During last year’s gubernatorial election in Ondo State, reporters literally came to blows at Governor Olusegun Mimiko’s home after the latter released “appreciation money” for journalists who covered his polling unit. The sharing formula was N10,000 per head, until the cash ran low and the formula switched to N7,000. Cue bedlam. The governor’s PA, looking on with contempt, threatened to evict them from his employer’s residence if they failed to conduct themselves with decorum. One fellow even started arranging for another group of journalists to go meet the governor for another “appreciation money.”
Editors should also monitor their reporters too, but we all know that some editors get theirs through subtler manner (Bank transfers).
I’m a Nigerian journalist I want to change things the only way I know how to – going public with it. I’m not saying anything new here, everybody who has one thing or the other to do with journalists knows that these things happen. Maybe I’m the first journalist to go public with it in such a manner.

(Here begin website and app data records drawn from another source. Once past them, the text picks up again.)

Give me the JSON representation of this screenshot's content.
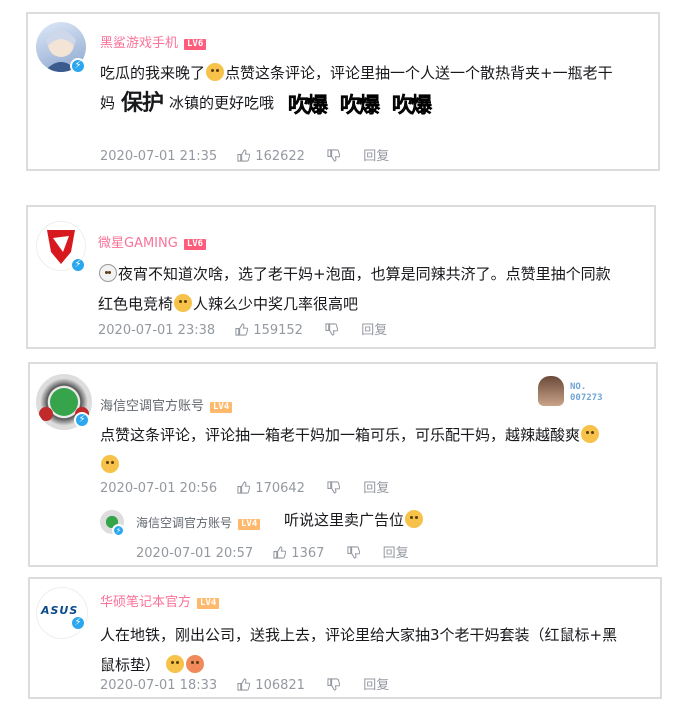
{
  "comments": [
    {
      "user": "黑鲨游戏手机",
      "level": "LV6",
      "text_a": "吃瓜的我来晚了",
      "text_b": "点赞这条评论，评论里抽一个人送一个散热背夹+一瓶老干",
      "text_c": "妈",
      "big_text": "保护",
      "text_d": "冰镇的更好吃哦",
      "burst_text": [
        "吹爆",
        "吹爆",
        "吹爆"
      ],
      "time": "2020-07-01 21:35",
      "likes": "162622",
      "reply": "回复"
    },
    {
      "user": "微星GAMING",
      "level": "LV6",
      "text_a": "夜宵不知道次啥，选了老干妈+泡面，也算是同辣共济了。点赞里抽个同款",
      "text_b": "红色电竞椅",
      "text_c": "人辣么少中奖几率很高吧",
      "time": "2020-07-01 23:38",
      "likes": "159152",
      "reply": "回复"
    },
    {
      "user": "海信空调官方账号",
      "level": "LV4",
      "no_label": "NO.",
      "no_number": "007273",
      "text_a": "点赞这条评论，评论抽一箱老干妈加一箱可乐，可乐配干妈，越辣越酸爽",
      "time": "2020-07-01 20:56",
      "likes": "170642",
      "reply": "回复",
      "sub": {
        "user": "海信空调官方账号",
        "level": "LV4",
        "text": "听说这里卖广告位",
        "time": "2020-07-01 20:57",
        "likes": "1367",
        "reply": "回复"
      }
    },
    {
      "user": "华硕笔记本官方",
      "level": "LV4",
      "avatar_text": "ASUS",
      "text_a": "人在地铁，刚出公司，送我上去，评论里给大家抽3个老干妈套装（红鼠标+黑",
      "text_b": "鼠标垫）",
      "time": "2020-07-01 18:33",
      "likes": "106821",
      "reply": "回复"
    }
  ],
  "colors": {
    "pink": "#fb7299",
    "gray_text": "#9499a0",
    "blue_badge": "#2ba7f0",
    "lv6": "#ff5c7c",
    "lv4": "#feb96c"
  },
  "icons": [
    "like-icon",
    "dislike-icon",
    "verified-icon",
    "emoji-icon"
  ]
}
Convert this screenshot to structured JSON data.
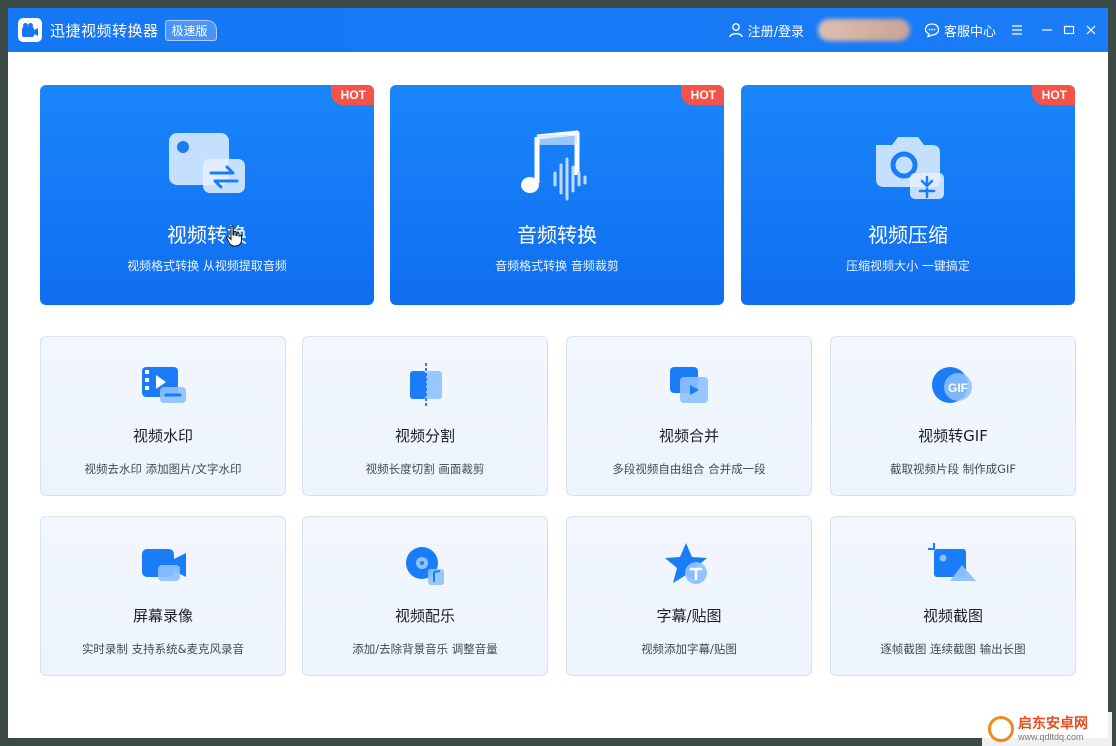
{
  "app": {
    "title": "迅捷视频转换器",
    "edition": "极速版"
  },
  "header": {
    "login": "注册/登录",
    "support": "客服中心"
  },
  "feature_cards": [
    {
      "title": "视频转换",
      "subtitle": "视频格式转换 从视频提取音频",
      "badge": "HOT"
    },
    {
      "title": "音频转换",
      "subtitle": "音频格式转换 音频裁剪",
      "badge": "HOT"
    },
    {
      "title": "视频压缩",
      "subtitle": "压缩视频大小 一键搞定",
      "badge": "HOT"
    }
  ],
  "tools": [
    {
      "title": "视频水印",
      "subtitle": "视频去水印 添加图片/文字水印"
    },
    {
      "title": "视频分割",
      "subtitle": "视频长度切割 画面裁剪"
    },
    {
      "title": "视频合并",
      "subtitle": "多段视频自由组合 合并成一段"
    },
    {
      "title": "视频转GIF",
      "subtitle": "截取视频片段 制作成GIF",
      "icon_label": "GIF"
    },
    {
      "title": "屏幕录像",
      "subtitle": "实时录制 支持系统&麦克风录音"
    },
    {
      "title": "视频配乐",
      "subtitle": "添加/去除背景音乐 调整音量"
    },
    {
      "title": "字幕/贴图",
      "subtitle": "视频添加字幕/贴图"
    },
    {
      "title": "视频截图",
      "subtitle": "逐帧截图 连续截图 输出长图"
    }
  ],
  "watermark": {
    "title": "启东安卓网",
    "url": "www.qdltdq.com"
  },
  "colors": {
    "titlebar": "#1677f5",
    "card_blue": "#1a86fb",
    "hot_badge": "#f5534a",
    "tool_bg": "#f2f7fe"
  }
}
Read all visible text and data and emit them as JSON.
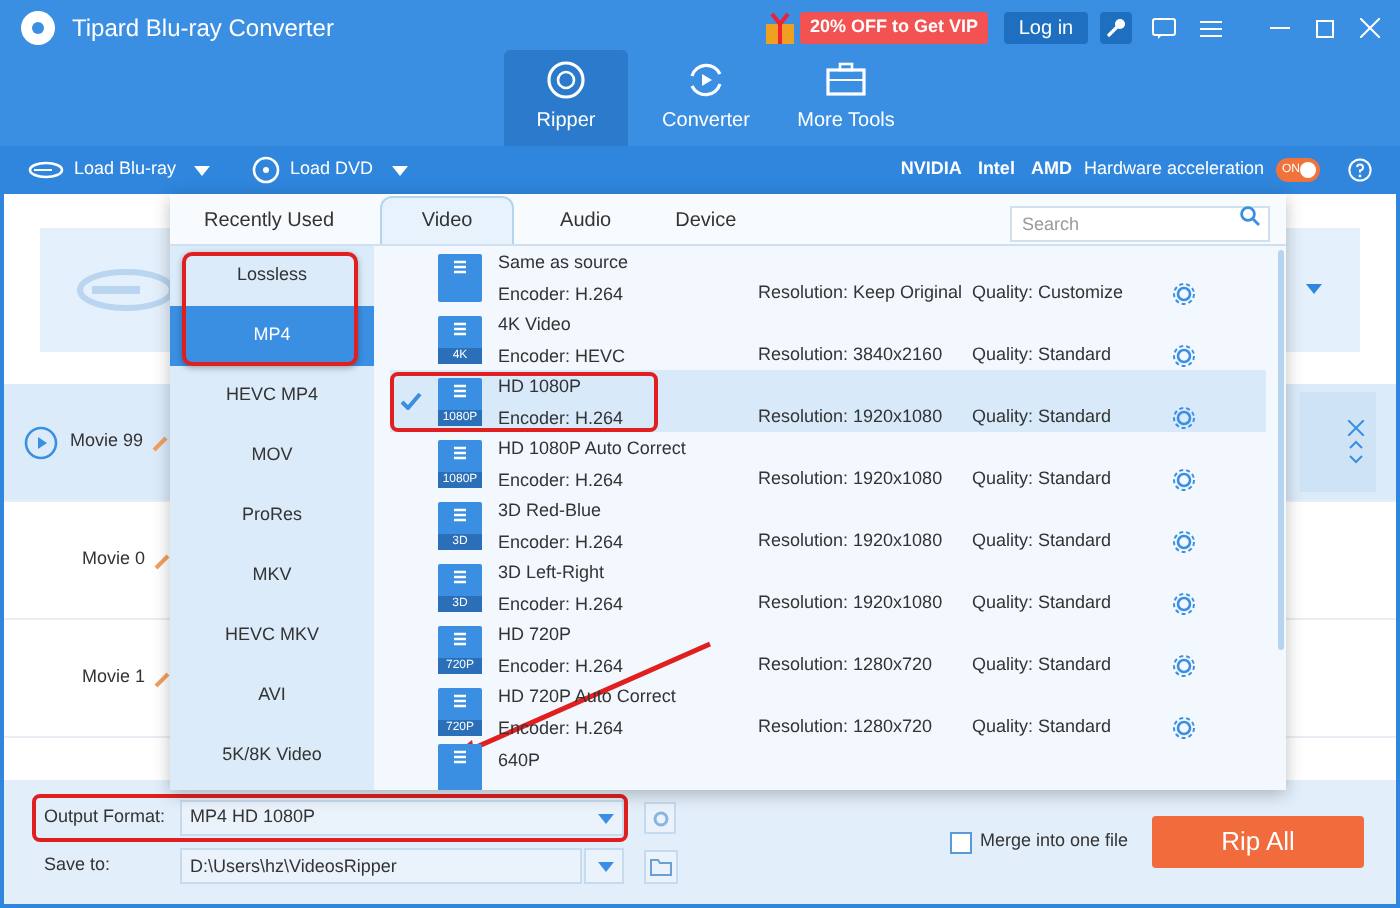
{
  "window": {
    "title": "Tipard Blu-ray Converter"
  },
  "header": {
    "promo": "20% OFF to Get VIP",
    "login": "Log in"
  },
  "nav_tabs": [
    {
      "label": "Ripper",
      "selected": true
    },
    {
      "label": "Converter",
      "selected": false
    },
    {
      "label": "More Tools",
      "selected": false
    }
  ],
  "toolbar": {
    "load_buttons": [
      "Load Blu-ray",
      "Load DVD"
    ],
    "gpu_brands": [
      "NVIDIA",
      "Intel",
      "AMD"
    ],
    "acceleration_label": "Hardware acceleration",
    "toggle": {
      "label": "ON",
      "on": true
    }
  },
  "movies": [
    {
      "title": "Movie 99",
      "selected": true
    },
    {
      "title": "Movie 0",
      "selected": false
    },
    {
      "title": "Movie 1",
      "selected": false
    }
  ],
  "format_popup": {
    "tabs": [
      {
        "label": "Recently Used",
        "selected": false
      },
      {
        "label": "Video",
        "selected": true
      },
      {
        "label": "Audio",
        "selected": false
      },
      {
        "label": "Device",
        "selected": false
      }
    ],
    "search": {
      "placeholder": "Search"
    },
    "categories": [
      {
        "label": "Lossless",
        "selected": false
      },
      {
        "label": "MP4",
        "selected": true
      },
      {
        "label": "HEVC MP4",
        "selected": false
      },
      {
        "label": "MOV",
        "selected": false
      },
      {
        "label": "ProRes",
        "selected": false
      },
      {
        "label": "MKV",
        "selected": false
      },
      {
        "label": "HEVC MKV",
        "selected": false
      },
      {
        "label": "AVI",
        "selected": false
      },
      {
        "label": "5K/8K Video",
        "selected": false
      }
    ],
    "formats": [
      {
        "name": "Same as source",
        "encoder": "Encoder: H.264",
        "resolution": "Resolution: Keep Original",
        "quality": "Quality: Customize",
        "selected": false
      },
      {
        "name": "4K Video",
        "badge": "4K",
        "encoder": "Encoder: HEVC",
        "resolution": "Resolution: 3840x2160",
        "quality": "Quality: Standard",
        "selected": false
      },
      {
        "name": "HD 1080P",
        "badge": "1080P",
        "encoder": "Encoder: H.264",
        "resolution": "Resolution: 1920x1080",
        "quality": "Quality: Standard",
        "selected": true
      },
      {
        "name": "HD 1080P Auto Correct",
        "badge": "1080P",
        "encoder": "Encoder: H.264",
        "resolution": "Resolution: 1920x1080",
        "quality": "Quality: Standard",
        "selected": false
      },
      {
        "name": "3D Red-Blue",
        "badge": "3D",
        "encoder": "Encoder: H.264",
        "resolution": "Resolution: 1920x1080",
        "quality": "Quality: Standard",
        "selected": false
      },
      {
        "name": "3D Left-Right",
        "badge": "3D",
        "encoder": "Encoder: H.264",
        "resolution": "Resolution: 1920x1080",
        "quality": "Quality: Standard",
        "selected": false
      },
      {
        "name": "HD 720P",
        "badge": "720P",
        "encoder": "Encoder: H.264",
        "resolution": "Resolution: 1280x720",
        "quality": "Quality: Standard",
        "selected": false
      },
      {
        "name": "HD 720P Auto Correct",
        "badge": "720P",
        "encoder": "Encoder: H.264",
        "resolution": "Resolution: 1280x720",
        "quality": "Quality: Standard",
        "selected": false
      },
      {
        "name": "640P",
        "selected": false
      }
    ]
  },
  "bottom": {
    "output_format": {
      "label": "Output Format:",
      "value": "MP4 HD 1080P"
    },
    "save_to": {
      "label": "Save to:",
      "value": "D:\\Users\\hz\\VideosRipper"
    },
    "merge": {
      "label": "Merge into one file",
      "checked": false
    },
    "rip_button": "Rip All"
  }
}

Corporate organisations and individuals should also stop offering these bribes (I still insist that they are bribes and nothing else). Journalist will report your events whether they like it or not. They want to stay in business. My heart skips anytime I get a call from my editor or receive that email with a subject that reads: “Pending stories”. I know I’m required to deliver. I don’t need that “brown envelope” to turn around that copy. I know in the Punch for instance, reporters are required to fill a certain number of pages every week. They can’t sit around waiting for “money to fuel your cars” to write stories to fill those pages. The threat of losing one of the most lucrative jobs in the industry is enough “inducement”. In PREMIUM TIMES, where I work, you must deliver exceptional copies that do not smell of bribes. But the truth is most pressers aren’t news worthy so PR officials feel they need to induce reporters to write about them.
And for the fundamentalist followers of TB Joshua, this isn’t about your spiritual Godfather. I would still have gone public with this if the Pope was involved. I can’t say I’m sorry that his ego was bruised. He clearly meant for the money to influence the reporting of the event. “So what are you going to write?” He had asked. That makes it a bribe. Simple. I can’t help you if you couldn’t decipher that. I’m a reporter not a brain surgeon.

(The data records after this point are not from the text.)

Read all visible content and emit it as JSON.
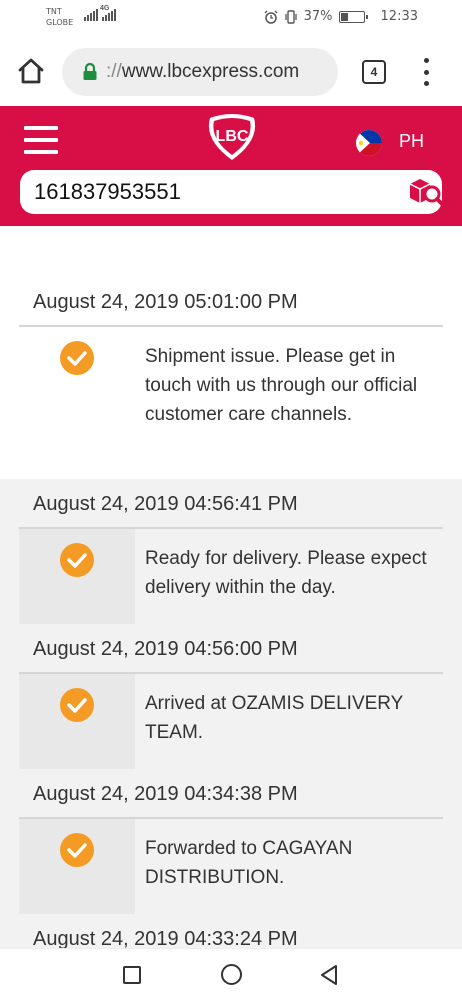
{
  "status_bar": {
    "carrier_line1": "TNT",
    "carrier_line2": "GLOBE",
    "network_label": "4G",
    "battery_percent_text": "37%",
    "battery_level": 0.37,
    "time": "12:33"
  },
  "browser": {
    "url_scheme": "://",
    "url_host": "www.lbcexpress.com",
    "tab_count": "4"
  },
  "header": {
    "logo_text": "LBC",
    "country_code": "PH",
    "brand_color": "#d80f47"
  },
  "search": {
    "tracking_number": "161837953551",
    "icon": "package-search-icon"
  },
  "timeline": [
    {
      "date": "August 24, 2019 05:01:00 PM",
      "description": "Shipment issue. Please get in touch with us through our official customer care channels."
    },
    {
      "date": "August 24, 2019 04:56:41 PM",
      "description": "Ready for delivery. Please expect delivery within the day."
    },
    {
      "date": "August 24, 2019 04:56:00 PM",
      "description": "Arrived at OZAMIS DELIVERY TEAM."
    },
    {
      "date": "August 24, 2019 04:34:38 PM",
      "description": "Forwarded to CAGAYAN DISTRIBUTION."
    },
    {
      "date": "August 24, 2019 04:33:24 PM",
      "description": ""
    }
  ],
  "colors": {
    "check_icon": "#f49b25",
    "row_shade": "#f2f2f2"
  }
}
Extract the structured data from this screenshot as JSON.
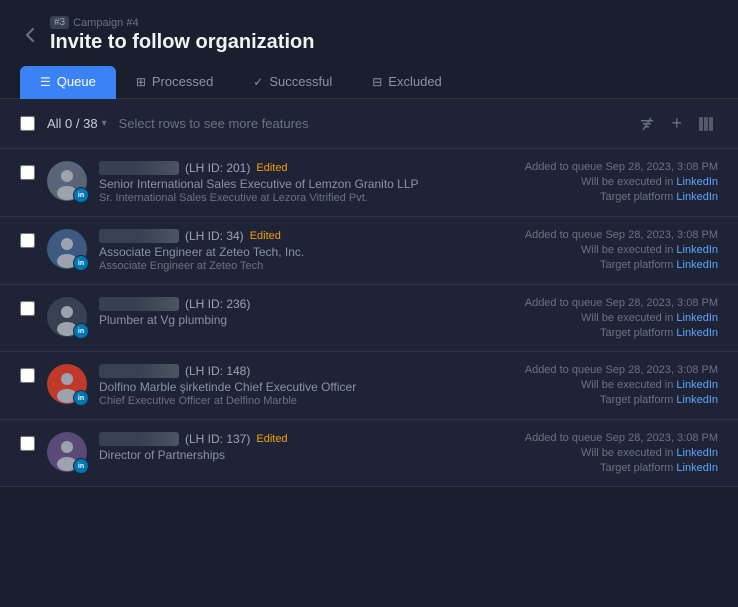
{
  "header": {
    "back_icon": "‹",
    "campaign_label": "Campaign #4",
    "step_badge": "#3",
    "title": "Invite to follow organization"
  },
  "tabs": [
    {
      "id": "queue",
      "label": "Queue",
      "icon": "☰",
      "active": true
    },
    {
      "id": "processed",
      "label": "Processed",
      "icon": "⊞",
      "active": false
    },
    {
      "id": "successful",
      "label": "Successful",
      "icon": "✓",
      "active": false
    },
    {
      "id": "excluded",
      "label": "Excluded",
      "icon": "⊟",
      "active": false
    }
  ],
  "toolbar": {
    "select_count": "All 0 / 38",
    "select_hint": "Select rows to see more features",
    "chevron_icon": "▾",
    "hide_icon": "⊟",
    "add_icon": "+",
    "columns_icon": "⊞"
  },
  "rows": [
    {
      "id": "row1",
      "lh_id": "(LH ID: 201)",
      "name_visible": false,
      "name_text": "",
      "edited": true,
      "title": "Senior International Sales Executive of Lemzon Granito LLP",
      "subtitle": "Sr. International Sales Executive at Lezora Vitrified Pvt.",
      "added": "Added to queue Sep 28, 2023, 3:08 PM",
      "executed": "Will be executed in",
      "executed_platform": "LinkedIn",
      "target": "Target platform",
      "target_platform": "LinkedIn",
      "avatar_color": "#4b5563",
      "avatar_text": ""
    },
    {
      "id": "row2",
      "lh_id": "(LH ID: 34)",
      "name_visible": false,
      "name_text": "",
      "edited": true,
      "title": "Associate Engineer at Zeteo Tech, Inc.",
      "subtitle": "Associate Engineer at Zeteo Tech",
      "added": "Added to queue Sep 28, 2023, 3:08 PM",
      "executed": "Will be executed in",
      "executed_platform": "LinkedIn",
      "target": "Target platform",
      "target_platform": "LinkedIn",
      "avatar_color": "#4b5563",
      "avatar_text": "👤"
    },
    {
      "id": "row3",
      "lh_id": "(LH ID: 236)",
      "name_visible": false,
      "name_text": "",
      "edited": false,
      "title": "Plumber at Vg plumbing",
      "subtitle": "",
      "added": "Added to queue Sep 28, 2023, 3:08 PM",
      "executed": "Will be executed in",
      "executed_platform": "LinkedIn",
      "target": "Target platform",
      "target_platform": "LinkedIn",
      "avatar_color": "#374151",
      "avatar_text": "👤"
    },
    {
      "id": "row4",
      "lh_id": "(LH ID: 148)",
      "name_visible": false,
      "name_text": "",
      "edited": false,
      "title": "Dolfino Marble şirketinde Chief Executive Officer",
      "subtitle": "Chief Executive Officer at Delfino Marble",
      "added": "Added to queue Sep 28, 2023, 3:08 PM",
      "executed": "Will be executed in",
      "executed_platform": "LinkedIn",
      "target": "Target platform",
      "target_platform": "LinkedIn",
      "avatar_color": "#4b5563",
      "avatar_text": ""
    },
    {
      "id": "row5",
      "lh_id": "(LH ID: 137)",
      "name_visible": false,
      "name_text": "",
      "edited": true,
      "title": "Director of Partnerships",
      "subtitle": "",
      "added": "Added to queue Sep 28, 2023, 3:08 PM",
      "executed": "Will be executed in",
      "executed_platform": "LinkedIn",
      "target": "Target platform",
      "target_platform": "LinkedIn",
      "avatar_color": "#4b5563",
      "avatar_text": ""
    }
  ],
  "labels": {
    "edited": "Edited",
    "will_be_executed_in": "Will be executed in",
    "target_platform": "Target platform",
    "linkedin": "LinkedIn"
  },
  "avatars": {
    "row1_has_img": false,
    "row2_has_img": true,
    "row3_has_img": false,
    "row4_has_img": true,
    "row5_has_img": true
  }
}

This is the last I’m going to say on this issue unless something drastic happens. Let the personal attacks continue.
Nicholas Ibekwe, a recent Chevening Scholar at the City University London, is a journalist with PREMIUM TIMES